“I started by doing the work myself. Me and another girl, we rented a vacuum cleaner, bought some pails and mops, and went door-to-door drumming up business. I always tell my employees I know exactly how hard they’re working, because I scrubbed the same floors they do. I washed the same windows and I scraped out the same ovens and refrigerators too.”

“They must love working for you, Annie.”

“I don’t know about love. I’m a tough boss. But the people who work for me know I respect them, and they return that respect to me.”

“And you bring in the big bucks.”

“We do pretty well, all told.”

The modesty was fake, but seductive. I wanted her to keep talking with me like this all night. Balancing at the rollercoaster’s peak was exhilarating. More softball questions kept her going. “And what’s your company called? Perry Cleaning Solutions?”

Annie hesitated for the first time. Her eyes drifted toward her lap and she bit her lower lip. “No. Actually, it’s called Rook Cleaning Services.”

“It’s named after me? Why?” I swallowed deep to calm my racing heart.

“Not after you, SJ. When I started the business, I was called Rook too, remember? And then I didn’t get around to changing it as time went on. We grew big so fast. We got known by that name, so I kept it. Even when I changed myself back to Perry.”

Every day she went to the office, Annie was forced to think of me, of my ugly temper, and our terrible parting. I shifted in my chair, leaning from the table. “I don’t know about that, Annie. It doesn’t sit right somehow.”

“Yeah, I know. But figure it this way: If you hadn’t married me, I never would have escaped south Texas. And if you hadn’t wrecked our marriage, I never would have founded my company. I’m a big old business success thanks to you, SJ.”

I suspected there was a touch of Annie-style revenge in the name game too. But I let it slide. “So, Rook Cleaning Services is all on me?” I dragged a hand over my mouth, but a smile peeked out.

“Yep, all on you, wise guy. And to think, you never even wiped a countertop the whole time we were married!”

“I did so. Remember that weekend you were sick and I made you a cake from scratch? From my mother’s favorite recipe. Yellow cake with chocolate icing.” I grinned when Annie hummed and licked her lips. “And after, I washed every bowl, pan, and spatula. When I was done, that kitchen was spotless.”

“I’ll give you that, SJ. You really put your foot into that cake!”

Guilt fluttered in my gut, a twinge, no more. I’d never baked a cake for Brina. Maybe I should.

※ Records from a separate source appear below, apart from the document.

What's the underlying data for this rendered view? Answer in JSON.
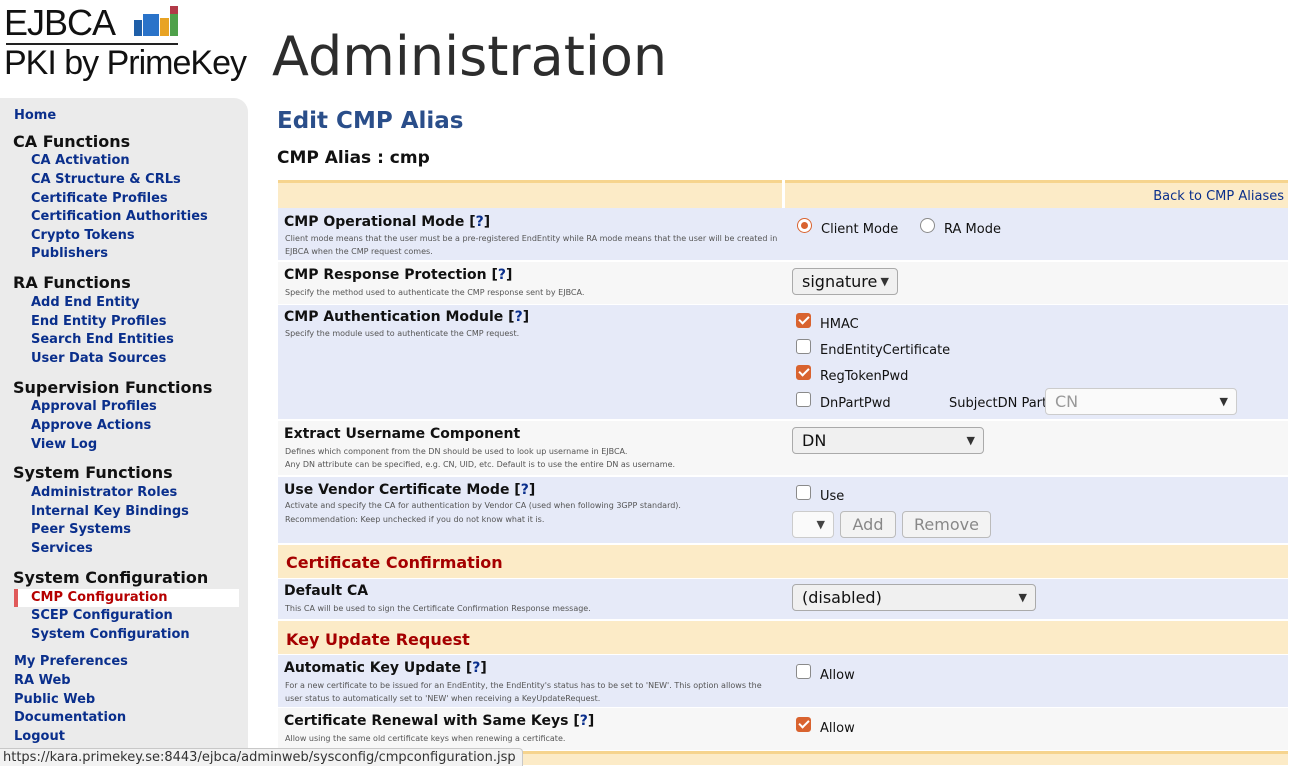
{
  "header": {
    "logo_top": "EJBCA",
    "logo_bottom": "PKI by PrimeKey",
    "app_title": "Administration"
  },
  "sidebar": {
    "home": "Home",
    "ca_functions": {
      "title": "CA Functions",
      "items": [
        "CA Activation",
        "CA Structure & CRLs",
        "Certificate Profiles",
        "Certification Authorities",
        "Crypto Tokens",
        "Publishers"
      ]
    },
    "ra_functions": {
      "title": "RA Functions",
      "items": [
        "Add End Entity",
        "End Entity Profiles",
        "Search End Entities",
        "User Data Sources"
      ]
    },
    "supervision_functions": {
      "title": "Supervision Functions",
      "items": [
        "Approval Profiles",
        "Approve Actions",
        "View Log"
      ]
    },
    "system_functions": {
      "title": "System Functions",
      "items": [
        "Administrator Roles",
        "Internal Key Bindings",
        "Peer Systems",
        "Services"
      ]
    },
    "system_configuration": {
      "title": "System Configuration",
      "items": [
        "CMP Configuration",
        "SCEP Configuration",
        "System Configuration"
      ],
      "active": "CMP Configuration"
    },
    "bottom_links": [
      "My Preferences",
      "RA Web",
      "Public Web",
      "Documentation",
      "Logout"
    ]
  },
  "main": {
    "page_title": "Edit CMP Alias",
    "alias_title": "CMP Alias : cmp",
    "back_link": "Back to CMP Aliases",
    "help_marker": "?",
    "rows": {
      "operational_mode": {
        "label": "CMP Operational Mode",
        "description": "Client mode means that the user must be a pre-registered EndEntity while RA mode means that the user will be created in EJBCA when the CMP request comes.",
        "options": [
          "Client Mode",
          "RA Mode"
        ],
        "selected": "Client Mode"
      },
      "response_protection": {
        "label": "CMP Response Protection",
        "description": "Specify the method used to authenticate the CMP response sent by EJBCA.",
        "value": "signature"
      },
      "authentication_module": {
        "label": "CMP Authentication Module",
        "description": "Specify the module used to authenticate the CMP request.",
        "options": [
          {
            "label": "HMAC",
            "checked": true
          },
          {
            "label": "EndEntityCertificate",
            "checked": false
          },
          {
            "label": "RegTokenPwd",
            "checked": true
          },
          {
            "label": "DnPartPwd",
            "checked": false
          }
        ],
        "subjectdn_label": "SubjectDN Part",
        "subjectdn_value": "CN"
      },
      "extract_username": {
        "label": "Extract Username Component",
        "description_1": "Defines which component from the DN should be used to look up username in EJBCA.",
        "description_2": "Any DN attribute can be specified, e.g. CN, UID, etc. Default is to use the entire DN as username.",
        "value": "DN"
      },
      "vendor_cert_mode": {
        "label": "Use Vendor Certificate Mode",
        "description_1": "Activate and specify the CA for authentication by Vendor CA (used when following 3GPP standard).",
        "description_2": "Recommendation: Keep unchecked if you do not know what it is.",
        "use_label": "Use",
        "use_checked": false,
        "add_label": "Add",
        "remove_label": "Remove"
      },
      "section_cert_confirmation": "Certificate Confirmation",
      "default_ca": {
        "label": "Default CA",
        "description": "This CA will be used to sign the Certificate Confirmation Response message.",
        "value": "(disabled)"
      },
      "section_key_update": "Key Update Request",
      "auto_key_update": {
        "label": "Automatic Key Update",
        "description": "For a new certificate to be issued for an EndEntity, the EndEntity's status has to be set to 'NEW'. This option allows the user status to automatically set to 'NEW' when receiving a KeyUpdateRequest.",
        "allow_label": "Allow",
        "checked": false
      },
      "renewal_same_keys": {
        "label": "Certificate Renewal with Same Keys",
        "description": "Allow using the same old certificate keys when renewing a certificate.",
        "allow_label": "Allow",
        "checked": true
      }
    }
  },
  "status_bar": "https://kara.primekey.se:8443/ejbca/adminweb/sysconfig/cmpconfiguration.jsp",
  "colors": {
    "link": "#0a2f8c",
    "section_header": "#a50000",
    "row_alt": "#e6eaf8",
    "row_section": "#fcebc7",
    "accent": "#d9632f"
  }
}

Annie and I talked on. I wanted us to continue like this all night. Catch up, heal those little wounds that still festered. Laugh the way we did in our early days together. This evening proved those memories weren’t my idle fantasies. Our talk showed we’d been foolish, misguided, juvenile. But we weren’t wrong about the fundamentals. I wanted more time with Annie. More time to repair, to explore. More hours to bury the past. More days to imagine a future.

Annie wanted more too. She sketched a fingernail along the braided metal of her necklace, lifting it from her throat. Wires in three shades of gold twisted together, yellow, white, and rose. She pressed her thigh against mine. A firm touch, not hard. But enough to spin the rollercoaster.

“You ever think about us, SJ?”

“All the time.” A stretch. But the core truth croaked over my dry tongue.“We were good together, you and me.”

“Sometimes.” More truth; I swallowed the last of the bourbon.

“Miami’s a nice town.” Her fingers twitched over my leg, just above the knee.“So I hear. Nice beach, nice ocean.”

“You ever think about moving?”

“You inviting, Annie?” The train tottered on the greased tracks, high above the carnival midway.

She winked, black eyes slick with tropical heat. “Depends.”

Depends? My stomach lurched under my heart.

Annie slid her eyes left, black pupils filling the slanted corners. I waited for another wink, but she stilled her gaze. I rubbed damp palms over my pockets, my fingers near hers on my thigh.

She said nothing more, scattering me in a thousand directions. Depends on what? Phases of the moon? The tides? If the sun rises tomorrow? What?

I never found out. Strangers invaded. Barbarians occupied our booth. The present erased our past with a bold swipe.

And the next day, two bullets deleted our future.